Using the Python code from that page the probability of getting a run of 7 or more tails in 100 coin flips is 0.317520. The probability of getting a run of exactly 7 tails is of course less than that number.

Well, a few things. First, your count is off. Let’s assume this os limited 7 tails, just to simplify the discussion. There are, essentially, 4 ways to get 7 tails in a row. TTTTTTTXXX, XTTTTTTTXX, XXTTTTTTTX, and XXXTTTTTTT, where X can be either T or F. There are $2^3 = 8$ possibilities for X, so that’s $8 * 4 = 32$ total out of the 1024 options.

Your count is off. Let’s assume this is limited 7 tails, just to simplify the discussion. There are, essentially, 4 ways to get 7 tails in a row.
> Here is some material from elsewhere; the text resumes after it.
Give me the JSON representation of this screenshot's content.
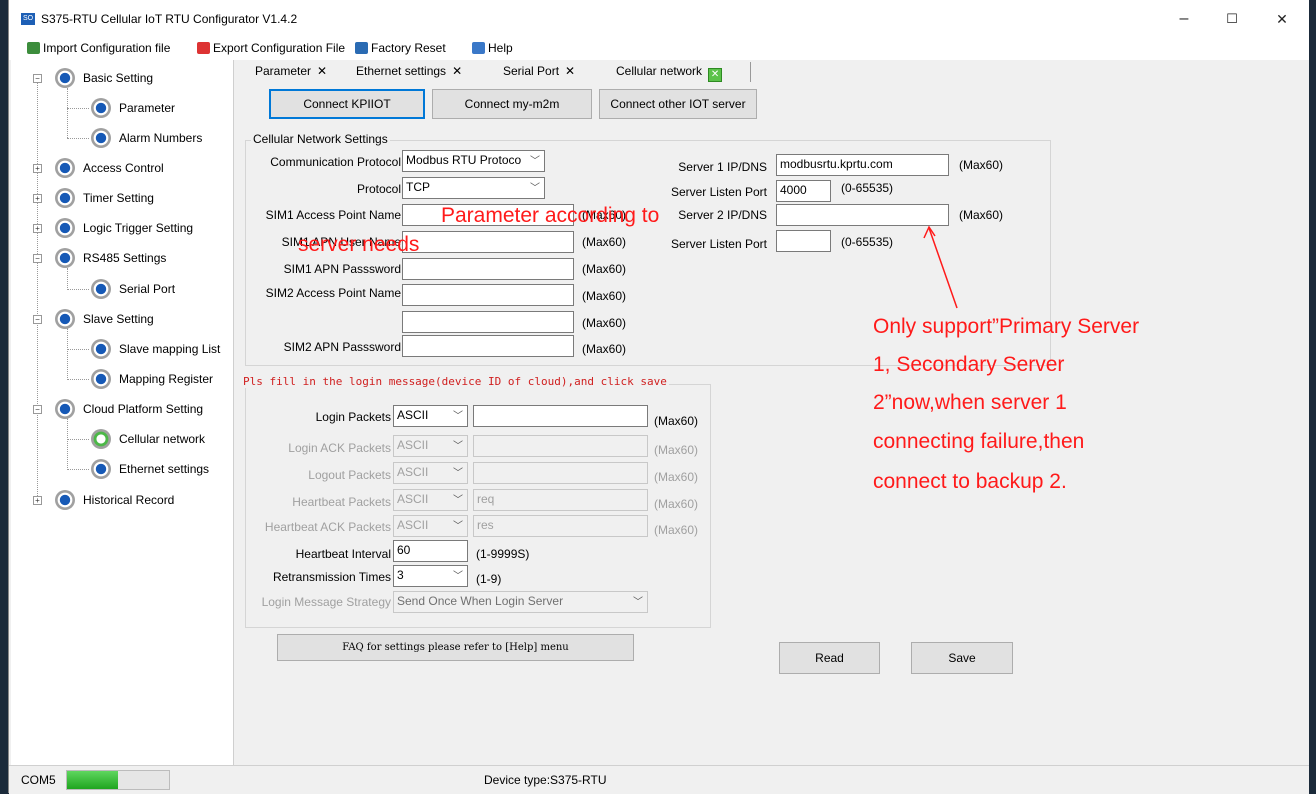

TTTTTTTXXX, XTTTTTTTXX, XXTTTTTTTX, and XXXTTTTTTT, where X can be either T or F. There are $2^3 = 8$ possibilities for X, so that’s $8 * 4 = 32$ total out of the 1024 options.

So that is $32/1024 = 0.03125$. That’s pretty close to my estimate of $1 – (127/128)^4 approx 0.03088569268$, but I am reasonably convinced my original method is correct, still. I am open to suggestion about why it might not be.

Aren’t you double-counting a bit? For example, if you take TTTTTTTXXX and choose XXX = TFF you get TTTTTTTTFF. But if you take XTTTTTTTXX and choose XXX = TFF you also get TTTTTTTTFF. More obviously, if you choose XXX = TTT then all four base sequences produce the sequence TTTTTTTTTT. So the eight possibilities for XXX will not produce 32 distinct sequences from the four base sequences.

That’s why I did the thing with the R code: Every integer from 0 to 1023 corresponds to a unique bit string of length 10. So finding all the bit strings in that list with 7 or more 1’s will produce the correct count.

After much pondering…I think you’re right.